Who will give me as many mouths as garrulous fame Assigns of years to the prophesying Sibyls? Who will grant me as many entrails as the Ancients Of yore had thousands of vain gods According to the long discourses of the Ascrean poet [Hesiod]? Who will give me as many iron throats as the arrows Which darkened the stupefied Sun for you, Xerxes? Who will give me as many overflowing rivers of tears As you shed in the Ganges, fearless Cyrus, According to the tradition, for your drowned horse? Or as the many thousands of Romans at the battle of Cannae Whom you, Manes, deprived of a sepulchre in their native land?
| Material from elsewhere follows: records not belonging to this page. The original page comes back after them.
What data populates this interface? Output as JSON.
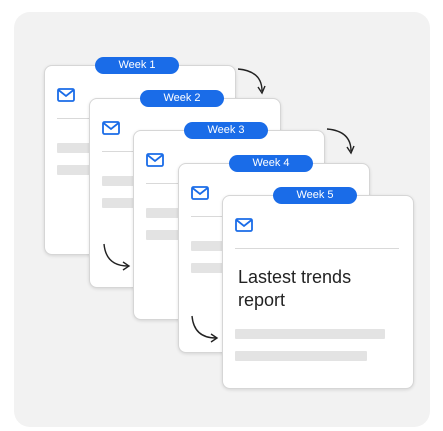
{
  "colors": {
    "accent": "#1a6ce8",
    "background": "#f2f2f2",
    "card": "#ffffff",
    "placeholder": "#e3e3e3"
  },
  "cards": [
    {
      "badge": "Week 1",
      "icon": "mail-icon",
      "text": ""
    },
    {
      "badge": "Week 2",
      "icon": "mail-icon",
      "text": ""
    },
    {
      "badge": "Week 3",
      "icon": "mail-icon",
      "text": ""
    },
    {
      "badge": "Week 4",
      "icon": "mail-icon",
      "text": ""
    },
    {
      "badge": "Week 5",
      "icon": "mail-icon",
      "text": "Lastest trends report"
    }
  ]
}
Carine Ferradou George Buchanan’s Sacred Latin Tragedies Baptistes and Iephthes: What Place for Humankind in the Universe? During the years 1540 to 1543, when George Buchanan was a Latin teacher in Bordeaux, the Collège de Guyenne asked him to create plays for his pupils, and he wrote two tragedies, Baptistes siue Calumnia, published in London only in 1577, and dedicated to his young royal pupil, James VI, and also Iephthes siue Votum, published in Paris in 1554. Michel de Montaigne in his Essais1 wrote proudly that when he was young he acted in his Scottish master’s original dramas, but also in his Latin translations of Euripides’ Alcestis and Medea, probably on a stage made in the college quadrangle during the celebrations of the end of the school year.
M. ), The Collège de Montaigu at the University of Paris: Aspects of its Institutional and Spiritual History, History of Universities, XXII–2 (Oxford: Oxford University Press, 2008). 49 Cf. note 10. 50 On this topic, see E. Gilson, ‘De la Bible à François Villon’, in Les Idées et les lettres (Paris: Vrin, 1932), pp. 9-30, and M. E. Quint, The Ubi Sunt: Form, Theme, and Tradition (Tempe, AZ: Arizona State University, 1981). 32 Olivier Pédeflous Terra Troia quid est, quid Spartha uetus, quid celsa Corynthus, Aut eneruati Salomonis nobile templum.
Marguerite de Navarre: Mother of the Renaissance by Rouben C. Cholakian, Patricia F. Cholakian